====== Records provided ======

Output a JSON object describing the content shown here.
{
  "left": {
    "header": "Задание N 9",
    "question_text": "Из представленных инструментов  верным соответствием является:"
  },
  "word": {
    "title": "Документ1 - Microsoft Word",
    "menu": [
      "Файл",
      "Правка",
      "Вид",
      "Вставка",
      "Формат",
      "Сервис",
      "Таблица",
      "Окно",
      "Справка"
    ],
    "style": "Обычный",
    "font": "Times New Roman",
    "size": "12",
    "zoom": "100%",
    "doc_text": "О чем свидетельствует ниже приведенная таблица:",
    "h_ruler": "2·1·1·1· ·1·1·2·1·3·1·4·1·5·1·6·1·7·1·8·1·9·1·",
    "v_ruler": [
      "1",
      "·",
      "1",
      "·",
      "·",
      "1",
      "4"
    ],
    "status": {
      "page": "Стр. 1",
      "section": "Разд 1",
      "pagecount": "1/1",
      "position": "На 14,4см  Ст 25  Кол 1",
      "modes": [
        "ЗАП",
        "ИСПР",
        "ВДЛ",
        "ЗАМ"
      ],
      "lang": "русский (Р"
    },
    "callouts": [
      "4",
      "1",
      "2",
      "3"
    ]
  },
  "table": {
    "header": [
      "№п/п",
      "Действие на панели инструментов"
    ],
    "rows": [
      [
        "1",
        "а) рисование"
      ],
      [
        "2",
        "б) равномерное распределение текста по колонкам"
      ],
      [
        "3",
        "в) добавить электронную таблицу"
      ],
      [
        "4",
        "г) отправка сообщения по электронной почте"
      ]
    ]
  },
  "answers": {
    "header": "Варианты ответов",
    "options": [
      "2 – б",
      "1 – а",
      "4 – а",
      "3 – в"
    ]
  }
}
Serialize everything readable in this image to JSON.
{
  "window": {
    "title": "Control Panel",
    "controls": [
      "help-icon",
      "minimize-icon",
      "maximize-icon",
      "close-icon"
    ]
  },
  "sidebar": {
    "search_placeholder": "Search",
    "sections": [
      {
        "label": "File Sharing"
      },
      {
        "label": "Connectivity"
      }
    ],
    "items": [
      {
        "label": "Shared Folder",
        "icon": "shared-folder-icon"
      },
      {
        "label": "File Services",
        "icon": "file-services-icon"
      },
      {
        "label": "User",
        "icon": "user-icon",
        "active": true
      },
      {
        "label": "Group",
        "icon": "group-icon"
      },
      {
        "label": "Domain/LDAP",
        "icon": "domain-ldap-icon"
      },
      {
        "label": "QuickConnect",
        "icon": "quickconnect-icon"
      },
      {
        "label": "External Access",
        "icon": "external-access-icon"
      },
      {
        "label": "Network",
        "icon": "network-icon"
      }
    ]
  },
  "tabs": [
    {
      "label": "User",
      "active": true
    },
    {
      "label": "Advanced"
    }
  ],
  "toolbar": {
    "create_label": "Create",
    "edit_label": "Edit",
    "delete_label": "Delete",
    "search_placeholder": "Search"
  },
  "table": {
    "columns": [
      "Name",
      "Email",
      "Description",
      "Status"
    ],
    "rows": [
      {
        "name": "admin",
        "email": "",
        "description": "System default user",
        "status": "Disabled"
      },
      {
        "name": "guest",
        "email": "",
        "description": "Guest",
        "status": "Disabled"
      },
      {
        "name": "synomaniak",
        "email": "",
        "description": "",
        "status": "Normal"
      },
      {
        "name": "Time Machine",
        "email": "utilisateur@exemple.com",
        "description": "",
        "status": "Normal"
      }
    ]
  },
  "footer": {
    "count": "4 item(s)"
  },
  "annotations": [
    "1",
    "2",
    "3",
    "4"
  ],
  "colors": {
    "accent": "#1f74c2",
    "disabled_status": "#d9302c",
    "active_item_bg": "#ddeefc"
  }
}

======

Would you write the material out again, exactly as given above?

Output a JSON object describing the content shown here.
{
  "left": {
    "header": "Задание N 9",
    "question_text": "Из представленных инструментов  верным соответствием является:"
  },
  "word": {
    "title": "Документ1 - Microsoft Word",
    "menu": [
      "Файл",
      "Правка",
      "Вид",
      "Вставка",
      "Формат",
      "Сервис",
      "Таблица",
      "Окно",
      "Справка"
    ],
    "style": "Обычный",
    "font": "Times New Roman",
    "size": "12",
    "zoom": "100%",
    "doc_text": "О чем свидетельствует ниже приведенная таблица:",
    "h_ruler": "2·1·1·1· ·1·1·2·1·3·1·4·1·5·1·6·1·7·1·8·1·9·1·",
    "v_ruler": [
      "1",
      "·",
      "1",
      "·",
      "·",
      "1",
      "4"
    ],
    "status": {
      "page": "Стр. 1",
      "section": "Разд 1",
      "pagecount": "1/1",
      "position": "На 14,4см  Ст 25  Кол 1",
      "modes": [
        "ЗАП",
        "ИСПР",
        "ВДЛ",
        "ЗАМ"
      ],
      "lang": "русский (Р"
    },
    "callouts": [
      "4",
      "1",
      "2",
      "3"
    ]
  },
  "table": {
    "header": [
      "№п/п",
      "Действие на панели инструментов"
    ],
    "rows": [
      [
        "1",
        "а) рисование"
      ],
      [
        "2",
        "б) равномерное распределение текста по колонкам"
      ],
      [
        "3",
        "в) добавить электронную таблицу"
      ],
      [
        "4",
        "г) отправка сообщения по электронной почте"
      ]
    ]
  },
  "answers": {
    "header": "Варианты ответов",
    "options": [
      "2 – б",
      "1 – а",
      "4 – а",
      "3 – в"
    ]
  }
}
Serialize everything readable in this image to JSON.
{
  "window": {
    "title": "Control Panel",
    "controls": [
      "help-icon",
      "minimize-icon",
      "maximize-icon",
      "close-icon"
    ]
  },
  "sidebar": {
    "search_placeholder": "Search",
    "sections": [
      {
        "label": "File Sharing"
      },
      {
        "label": "Connectivity"
      }
    ],
    "items": [
      {
        "label": "Shared Folder",
        "icon": "shared-folder-icon"
      },
      {
        "label": "File Services",
        "icon": "file-services-icon"
      },
      {
        "label": "User",
        "icon": "user-icon",
        "active": true
      },
      {
        "label": "Group",
        "icon": "group-icon"
      },
      {
        "label": "Domain/LDAP",
        "icon": "domain-ldap-icon"
      },
      {
        "label": "QuickConnect",
        "icon": "quickconnect-icon"
      },
      {
        "label": "External Access",
        "icon": "external-access-icon"
      },
      {
        "label": "Network",
        "icon": "network-icon"
      }
    ]
  },
  "tabs": [
    {
      "label": "User",
      "active": true
    },
    {
      "label": "Advanced"
    }
  ],
  "toolbar": {
    "create_label": "Create",
    "edit_label": "Edit",
    "delete_label": "Delete",
    "search_placeholder": "Search"
  },
  "table": {
    "columns": [
      "Name",
      "Email",
      "Description",
      "Status"
    ],
    "rows": [
      {
        "name": "admin",
        "email": "",
        "description": "System default user",
        "status": "Disabled"
      },
      {
        "name": "guest",
        "email": "",
        "description": "Guest",
        "status": "Disabled"
      },
      {
        "name": "synomaniak",
        "email": "",
        "description": "",
        "status": "Normal"
      },
      {
        "name": "Time Machine",
        "email": "utilisateur@exemple.com",
        "description": "",
        "status": "Normal"
      }
    ]
  },
  "footer": {
    "count": "4 item(s)"
  },
  "annotations": [
    "1",
    "2",
    "3",
    "4"
  ],
  "colors": {
    "accent": "#1f74c2",
    "disabled_status": "#d9302c",
    "active_item_bg": "#ddeefc"
  }
}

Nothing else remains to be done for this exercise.